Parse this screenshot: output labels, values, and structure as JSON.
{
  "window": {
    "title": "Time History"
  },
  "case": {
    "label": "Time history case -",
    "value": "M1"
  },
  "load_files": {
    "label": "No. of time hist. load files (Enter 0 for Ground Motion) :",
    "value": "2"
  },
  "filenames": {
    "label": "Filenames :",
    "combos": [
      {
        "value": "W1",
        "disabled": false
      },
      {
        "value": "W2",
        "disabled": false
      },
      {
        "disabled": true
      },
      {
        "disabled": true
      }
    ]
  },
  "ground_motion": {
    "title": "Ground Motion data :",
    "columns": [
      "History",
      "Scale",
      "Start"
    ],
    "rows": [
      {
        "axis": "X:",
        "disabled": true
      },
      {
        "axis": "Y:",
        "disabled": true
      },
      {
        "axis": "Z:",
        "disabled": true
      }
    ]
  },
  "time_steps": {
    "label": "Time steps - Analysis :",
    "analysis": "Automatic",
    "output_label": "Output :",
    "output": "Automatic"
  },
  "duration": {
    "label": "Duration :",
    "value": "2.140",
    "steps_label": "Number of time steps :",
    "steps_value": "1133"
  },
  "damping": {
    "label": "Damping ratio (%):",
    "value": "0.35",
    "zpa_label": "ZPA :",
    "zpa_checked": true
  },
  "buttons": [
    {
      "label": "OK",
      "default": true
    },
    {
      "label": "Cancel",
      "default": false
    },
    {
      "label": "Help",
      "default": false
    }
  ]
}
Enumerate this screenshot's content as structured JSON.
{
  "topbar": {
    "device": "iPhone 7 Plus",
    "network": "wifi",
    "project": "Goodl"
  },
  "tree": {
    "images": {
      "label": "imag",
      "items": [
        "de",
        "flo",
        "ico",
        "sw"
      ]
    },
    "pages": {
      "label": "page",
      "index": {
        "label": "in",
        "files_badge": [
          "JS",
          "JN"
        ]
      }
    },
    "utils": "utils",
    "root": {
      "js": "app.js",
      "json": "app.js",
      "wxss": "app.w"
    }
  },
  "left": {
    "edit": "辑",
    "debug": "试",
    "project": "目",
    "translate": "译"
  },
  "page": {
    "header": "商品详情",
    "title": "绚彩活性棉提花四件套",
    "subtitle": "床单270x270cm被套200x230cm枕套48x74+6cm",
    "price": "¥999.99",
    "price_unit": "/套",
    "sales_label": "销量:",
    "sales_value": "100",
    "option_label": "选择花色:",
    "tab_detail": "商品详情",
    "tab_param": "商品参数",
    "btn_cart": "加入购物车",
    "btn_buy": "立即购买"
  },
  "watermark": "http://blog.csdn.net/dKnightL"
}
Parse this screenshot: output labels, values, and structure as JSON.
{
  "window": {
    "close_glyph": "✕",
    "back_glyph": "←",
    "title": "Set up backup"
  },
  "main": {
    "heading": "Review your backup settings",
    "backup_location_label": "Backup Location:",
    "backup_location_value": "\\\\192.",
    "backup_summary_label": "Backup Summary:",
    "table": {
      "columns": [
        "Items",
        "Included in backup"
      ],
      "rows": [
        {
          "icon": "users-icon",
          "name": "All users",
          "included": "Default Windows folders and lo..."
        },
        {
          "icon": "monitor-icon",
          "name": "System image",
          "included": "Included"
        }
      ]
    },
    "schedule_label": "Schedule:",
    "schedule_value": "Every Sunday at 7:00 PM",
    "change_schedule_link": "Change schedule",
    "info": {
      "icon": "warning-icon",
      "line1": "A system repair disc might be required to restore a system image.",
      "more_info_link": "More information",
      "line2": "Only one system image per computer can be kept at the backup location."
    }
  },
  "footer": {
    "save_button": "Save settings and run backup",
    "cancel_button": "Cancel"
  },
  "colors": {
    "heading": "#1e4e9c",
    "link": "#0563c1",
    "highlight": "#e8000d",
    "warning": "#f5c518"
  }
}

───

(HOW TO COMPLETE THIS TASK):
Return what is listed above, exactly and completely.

(ANSWER SECTION):
Parse this screenshot: output labels, values, and structure as JSON.
{
  "window": {
    "title": "Time History"
  },
  "case": {
    "label": "Time history case -",
    "value": "M1"
  },
  "load_files": {
    "label": "No. of time hist. load files (Enter 0 for Ground Motion) :",
    "value": "2"
  },
  "filenames": {
    "label": "Filenames :",
    "combos": [
      {
        "value": "W1",
        "disabled": false
      },
      {
        "value": "W2",
        "disabled": false
      },
      {
        "disabled": true
      },
      {
        "disabled": true
      }
    ]
  },
  "ground_motion": {
    "title": "Ground Motion data :",
    "columns": [
      "History",
      "Scale",
      "Start"
    ],
    "rows": [
      {
        "axis": "X:",
        "disabled": true
      },
      {
        "axis": "Y:",
        "disabled": true
      },
      {
        "axis": "Z:",
        "disabled": true
      }
    ]
  },
  "time_steps": {
    "label": "Time steps - Analysis :",
    "analysis": "Automatic",
    "output_label": "Output :",
    "output": "Automatic"
  },
  "duration": {
    "label": "Duration :",
    "value": "2.140",
    "steps_label": "Number of time steps :",
    "steps_value": "1133"
  },
  "damping": {
    "label": "Damping ratio (%):",
    "value": "0.35",
    "zpa_label": "ZPA :",
    "zpa_checked": true
  },
  "buttons": [
    {
      "label": "OK",
      "default": true
    },
    {
      "label": "Cancel",
      "default": false
    },
    {
      "label": "Help",
      "default": false
    }
  ]
}
Enumerate this screenshot's content as structured JSON.
{
  "topbar": {
    "device": "iPhone 7 Plus",
    "network": "wifi",
    "project": "Goodl"
  },
  "tree": {
    "images": {
      "label": "imag",
      "items": [
        "de",
        "flo",
        "ico",
        "sw"
      ]
    },
    "pages": {
      "label": "page",
      "index": {
        "label": "in",
        "files_badge": [
          "JS",
          "JN"
        ]
      }
    },
    "utils": "utils",
    "root": {
      "js": "app.js",
      "json": "app.js",
      "wxss": "app.w"
    }
  },
  "left": {
    "edit": "辑",
    "debug": "试",
    "project": "目",
    "translate": "译"
  },
  "page": {
    "header": "商品详情",
    "title": "绚彩活性棉提花四件套",
    "subtitle": "床单270x270cm被套200x230cm枕套48x74+6cm",
    "price": "¥999.99",
    "price_unit": "/套",
    "sales_label": "销量:",
    "sales_value": "100",
    "option_label": "选择花色:",
    "tab_detail": "商品详情",
    "tab_param": "商品参数",
    "btn_cart": "加入购物车",
    "btn_buy": "立即购买"
  },
  "watermark": "http://blog.csdn.net/dKnightL"
}
Parse this screenshot: output labels, values, and structure as JSON.
{
  "window": {
    "close_glyph": "✕",
    "back_glyph": "←",
    "title": "Set up backup"
  },
  "main": {
    "heading": "Review your backup settings",
    "backup_location_label": "Backup Location:",
    "backup_location_value": "\\\\192.",
    "backup_summary_label": "Backup Summary:",
    "table": {
      "columns": [
        "Items",
        "Included in backup"
      ],
      "rows": [
        {
          "icon": "users-icon",
          "name": "All users",
          "included": "Default Windows folders and lo..."
        },
        {
          "icon": "monitor-icon",
          "name": "System image",
          "included": "Included"
        }
      ]
    },
    "schedule_label": "Schedule:",
    "schedule_value": "Every Sunday at 7:00 PM",
    "change_schedule_link": "Change schedule",
    "info": {
      "icon": "warning-icon",
      "line1": "A system repair disc might be required to restore a system image.",
      "more_info_link": "More information",
      "line2": "Only one system image per computer can be kept at the backup location."
    }
  },
  "footer": {
    "save_button": "Save settings and run backup",
    "cancel_button": "Cancel"
  },
  "colors": {
    "heading": "#1e4e9c",
    "link": "#0563c1",
    "highlight": "#e8000d",
    "warning": "#f5c518"
  }
}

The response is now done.